▶ TASK TO CARRY OUT
Your output must match the data word for word, with every line included.

[Start of Attachment]

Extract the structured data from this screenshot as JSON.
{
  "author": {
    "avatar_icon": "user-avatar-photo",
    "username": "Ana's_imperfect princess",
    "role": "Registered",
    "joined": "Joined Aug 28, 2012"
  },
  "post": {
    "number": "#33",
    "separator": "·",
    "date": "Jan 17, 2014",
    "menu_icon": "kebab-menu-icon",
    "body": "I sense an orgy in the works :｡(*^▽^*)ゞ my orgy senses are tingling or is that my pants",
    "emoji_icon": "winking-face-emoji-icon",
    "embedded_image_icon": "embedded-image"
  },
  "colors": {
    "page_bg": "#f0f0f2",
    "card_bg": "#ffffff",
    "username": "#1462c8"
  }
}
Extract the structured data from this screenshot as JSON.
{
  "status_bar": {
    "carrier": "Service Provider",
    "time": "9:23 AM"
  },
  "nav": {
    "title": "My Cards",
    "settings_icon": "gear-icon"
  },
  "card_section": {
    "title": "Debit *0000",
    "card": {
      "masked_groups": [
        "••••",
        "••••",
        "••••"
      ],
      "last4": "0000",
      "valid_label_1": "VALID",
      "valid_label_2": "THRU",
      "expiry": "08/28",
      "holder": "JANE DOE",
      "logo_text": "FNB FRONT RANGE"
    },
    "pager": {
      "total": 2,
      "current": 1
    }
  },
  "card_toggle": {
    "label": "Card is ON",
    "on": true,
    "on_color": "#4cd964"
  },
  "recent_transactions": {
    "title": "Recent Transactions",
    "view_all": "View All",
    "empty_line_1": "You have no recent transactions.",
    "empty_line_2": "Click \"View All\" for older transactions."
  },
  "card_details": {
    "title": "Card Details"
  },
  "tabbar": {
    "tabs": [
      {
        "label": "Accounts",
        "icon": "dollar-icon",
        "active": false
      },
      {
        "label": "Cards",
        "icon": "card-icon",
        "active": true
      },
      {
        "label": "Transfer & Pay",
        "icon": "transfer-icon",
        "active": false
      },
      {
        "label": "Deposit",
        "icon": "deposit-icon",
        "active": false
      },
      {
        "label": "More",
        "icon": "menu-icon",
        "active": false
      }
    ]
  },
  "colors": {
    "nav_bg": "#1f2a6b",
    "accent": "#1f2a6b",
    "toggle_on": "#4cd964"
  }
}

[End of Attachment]

▶ OUTPUT
Extract the structured data from this screenshot as JSON.
{
  "author": {
    "avatar_icon": "user-avatar-photo",
    "username": "Ana's_imperfect princess",
    "role": "Registered",
    "joined": "Joined Aug 28, 2012"
  },
  "post": {
    "number": "#33",
    "separator": "·",
    "date": "Jan 17, 2014",
    "menu_icon": "kebab-menu-icon",
    "body": "I sense an orgy in the works :｡(*^▽^*)ゞ my orgy senses are tingling or is that my pants",
    "emoji_icon": "winking-face-emoji-icon",
    "embedded_image_icon": "embedded-image"
  },
  "colors": {
    "page_bg": "#f0f0f2",
    "card_bg": "#ffffff",
    "username": "#1462c8"
  }
}
Extract the structured data from this screenshot as JSON.
{
  "status_bar": {
    "carrier": "Service Provider",
    "time": "9:23 AM"
  },
  "nav": {
    "title": "My Cards",
    "settings_icon": "gear-icon"
  },
  "card_section": {
    "title": "Debit *0000",
    "card": {
      "masked_groups": [
        "••••",
        "••••",
        "••••"
      ],
      "last4": "0000",
      "valid_label_1": "VALID",
      "valid_label_2": "THRU",
      "expiry": "08/28",
      "holder": "JANE DOE",
      "logo_text": "FNB FRONT RANGE"
    },
    "pager": {
      "total": 2,
      "current": 1
    }
  },
  "card_toggle": {
    "label": "Card is ON",
    "on": true,
    "on_color": "#4cd964"
  },
  "recent_transactions": {
    "title": "Recent Transactions",
    "view_all": "View All",
    "empty_line_1": "You have no recent transactions.",
    "empty_line_2": "Click \"View All\" for older transactions."
  },
  "card_details": {
    "title": "Card Details"
  },
  "tabbar": {
    "tabs": [
      {
        "label": "Accounts",
        "icon": "dollar-icon",
        "active": false
      },
      {
        "label": "Cards",
        "icon": "card-icon",
        "active": true
      },
      {
        "label": "Transfer & Pay",
        "icon": "transfer-icon",
        "active": false
      },
      {
        "label": "Deposit",
        "icon": "deposit-icon",
        "active": false
      },
      {
        "label": "More",
        "icon": "menu-icon",
        "active": false
      }
    ]
  },
  "colors": {
    "nav_bg": "#1f2a6b",
    "accent": "#1f2a6b",
    "toggle_on": "#4cd964"
  }
}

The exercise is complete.